The experience of the ARROW trial highlights the importance of dialogue and communication between researchers and ethics bodies to ensure that children participate in research that will contribute to an improvement in their care while their safety and rights are protected. The Zimbabwean researchers’ relationship with caregivers was strengthened when those who were guardians of orphaned children were given permission to act as \"legally authorized representatives\" and provide informed consent for their participation in ARROW. Forty percent (40%) of the children enrolled in ARROW in Zimbabwe have lost one or both parents and live with relatives. Engagement of care-givers who are part of the community has the potential to pave the way for translation of the ARROW research findings into practice.
Evidence For Action Case Study No. 06 July 2010, 2 pp.

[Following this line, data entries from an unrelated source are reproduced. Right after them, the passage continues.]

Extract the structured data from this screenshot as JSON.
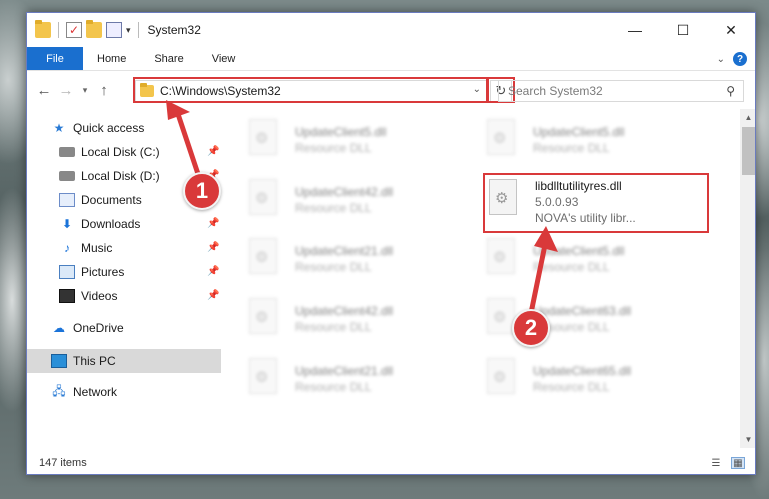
{
  "window": {
    "title": "System32",
    "controls": {
      "minimize": "—",
      "maximize": "☐",
      "close": "✕"
    }
  },
  "ribbon": {
    "file": "File",
    "tabs": [
      "Home",
      "Share",
      "View"
    ]
  },
  "address": {
    "path": "C:\\Windows\\System32",
    "search_placeholder": "Search System32"
  },
  "sidebar": {
    "items": [
      {
        "label": "Quick access",
        "icon": "star-icon"
      },
      {
        "label": "Local Disk (C:)",
        "icon": "disk-icon",
        "pinned": true
      },
      {
        "label": "Local Disk (D:)",
        "icon": "disk-icon",
        "pinned": true
      },
      {
        "label": "Documents",
        "icon": "documents-icon",
        "pinned": true
      },
      {
        "label": "Downloads",
        "icon": "downloads-icon",
        "pinned": true
      },
      {
        "label": "Music",
        "icon": "music-icon",
        "pinned": true
      },
      {
        "label": "Pictures",
        "icon": "pictures-icon",
        "pinned": true
      },
      {
        "label": "Videos",
        "icon": "videos-icon",
        "pinned": true
      },
      {
        "label": "OneDrive",
        "icon": "onedrive-icon"
      },
      {
        "label": "This PC",
        "icon": "this-pc-icon",
        "selected": true
      },
      {
        "label": "Network",
        "icon": "network-icon"
      }
    ]
  },
  "files": {
    "left": [
      {
        "name": "UpdateClient5.dll",
        "desc": "Resource DLL"
      },
      {
        "name": "UpdateClient42.dll",
        "desc": "Resource DLL"
      },
      {
        "name": "UpdateClient21.dll",
        "desc": "Resource DLL"
      },
      {
        "name": "UpdateClient42.dll",
        "desc": "Resource DLL"
      },
      {
        "name": "UpdateClient21.dll",
        "desc": "Resource DLL"
      }
    ],
    "right": [
      {
        "name": "UpdateClient5.dll",
        "desc": "Resource DLL"
      },
      {
        "name": "UpdateClient5.dll",
        "desc": "Resource DLL"
      },
      {
        "name": "UpdateClient63.dll",
        "desc": "Resource DLL"
      },
      {
        "name": "UpdateClient65.dll",
        "desc": "Resource DLL"
      }
    ],
    "highlighted": {
      "name": "libdlltutilityres.dll",
      "version": "5.0.0.93",
      "desc": "NOVA's utility libr..."
    }
  },
  "status": {
    "item_count": "147 items"
  },
  "callouts": {
    "step1": "1",
    "step2": "2"
  },
  "colors": {
    "accent": "#1a6fcf",
    "highlight": "#d9393a"
  }
}
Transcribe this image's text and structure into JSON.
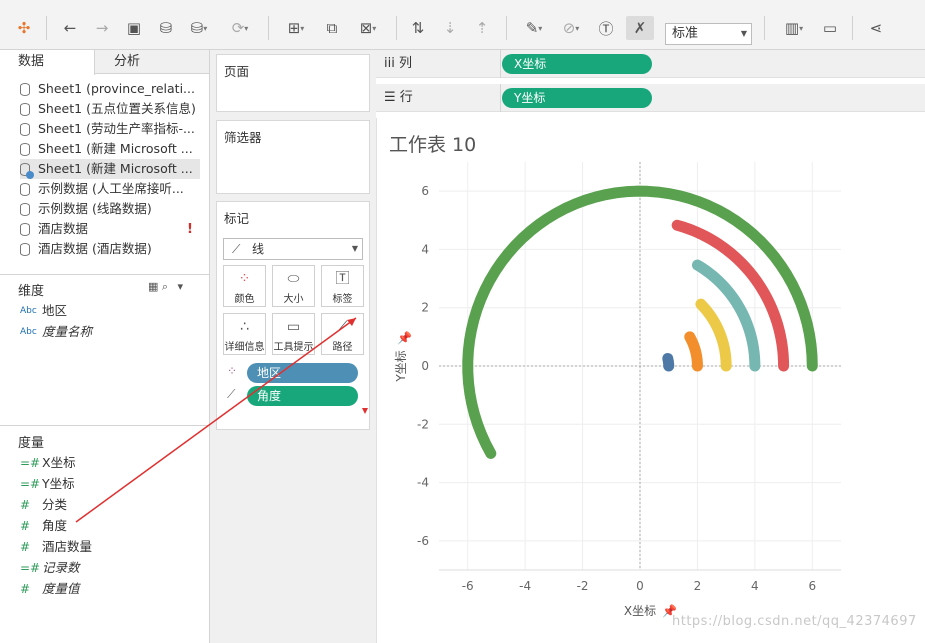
{
  "toolbar": {
    "select_value": "标准",
    "icons": [
      "tableau-logo-icon",
      "undo-icon",
      "redo-icon",
      "save-icon",
      "new-datasource-icon",
      "datasource-icon",
      "refresh-icon",
      "new-worksheet-icon",
      "duplicate-sheet-icon",
      "clear-sheet-icon",
      "swap-icon",
      "sort-asc-icon",
      "sort-desc-icon",
      "highlight-icon",
      "group-icon",
      "label-icon",
      "fix-axes-icon",
      "show-me-icon",
      "presentation-icon",
      "share-icon"
    ]
  },
  "left": {
    "tabs": {
      "data": "数据",
      "analysis": "分析"
    },
    "datasources": [
      "Sheet1 (province_relati...",
      "Sheet1 (五点位置关系信息)",
      "Sheet1 (劳动生产率指标-...",
      "Sheet1 (新建 Microsoft ...",
      "Sheet1 (新建 Microsoft ...",
      "示例数据 (人工坐席接听...",
      "示例数据 (线路数据)",
      "酒店数据",
      "酒店数据 (酒店数据)"
    ],
    "warning": "!",
    "dimensions_title": "维度",
    "dimensions": [
      {
        "type": "Abc",
        "label": "地区",
        "italic": false
      },
      {
        "type": "Abc",
        "label": "度量名称",
        "italic": true
      }
    ],
    "measures_title": "度量",
    "measures": [
      {
        "type": "=#",
        "label": "X坐标",
        "italic": false
      },
      {
        "type": "=#",
        "label": "Y坐标",
        "italic": false
      },
      {
        "type": "#",
        "label": "分类",
        "italic": false
      },
      {
        "type": "#",
        "label": "角度",
        "italic": false
      },
      {
        "type": "#",
        "label": "酒店数量",
        "italic": false
      },
      {
        "type": "=#",
        "label": "记录数",
        "italic": true
      },
      {
        "type": "#",
        "label": "度量值",
        "italic": true
      }
    ]
  },
  "cards": {
    "pages": "页面",
    "filters": "筛选器",
    "marks": "标记",
    "mark_type": "线",
    "buttons": [
      "颜色",
      "大小",
      "标签",
      "详细信息",
      "工具提示",
      "路径"
    ],
    "pill_color": "地区",
    "pill_path": "角度"
  },
  "shelves": {
    "columns_label": "列",
    "rows_label": "行",
    "columns_pill": "X坐标",
    "rows_pill": "Y坐标"
  },
  "view": {
    "title": "工作表 10",
    "xlabel": "X坐标",
    "ylabel": "Y坐标"
  },
  "chart_data": {
    "type": "line",
    "title": "工作表 10",
    "xlabel": "X坐标",
    "ylabel": "Y坐标",
    "xlim": [
      -7,
      7
    ],
    "ylim": [
      -7,
      7
    ],
    "xticks": [
      -6,
      -4,
      -2,
      0,
      2,
      4,
      6
    ],
    "yticks": [
      -6,
      -4,
      -2,
      0,
      2,
      4,
      6
    ],
    "grid": true,
    "series": [
      {
        "radius": 1,
        "start_deg": 0,
        "end_deg": 15,
        "color": "#4e79a7"
      },
      {
        "radius": 2,
        "start_deg": 0,
        "end_deg": 30,
        "color": "#f28e2b"
      },
      {
        "radius": 3,
        "start_deg": 0,
        "end_deg": 45,
        "color": "#edc948"
      },
      {
        "radius": 4,
        "start_deg": 0,
        "end_deg": 60,
        "color": "#76b7b2"
      },
      {
        "radius": 5,
        "start_deg": 0,
        "end_deg": 75,
        "color": "#e15759"
      },
      {
        "radius": 6,
        "start_deg": 0,
        "end_deg": 210,
        "color": "#59a14f"
      }
    ]
  },
  "watermark": "https://blog.csdn.net/qq_42374697"
}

Case study No. 6. Improving children’s access to research participation in poorly resourced communities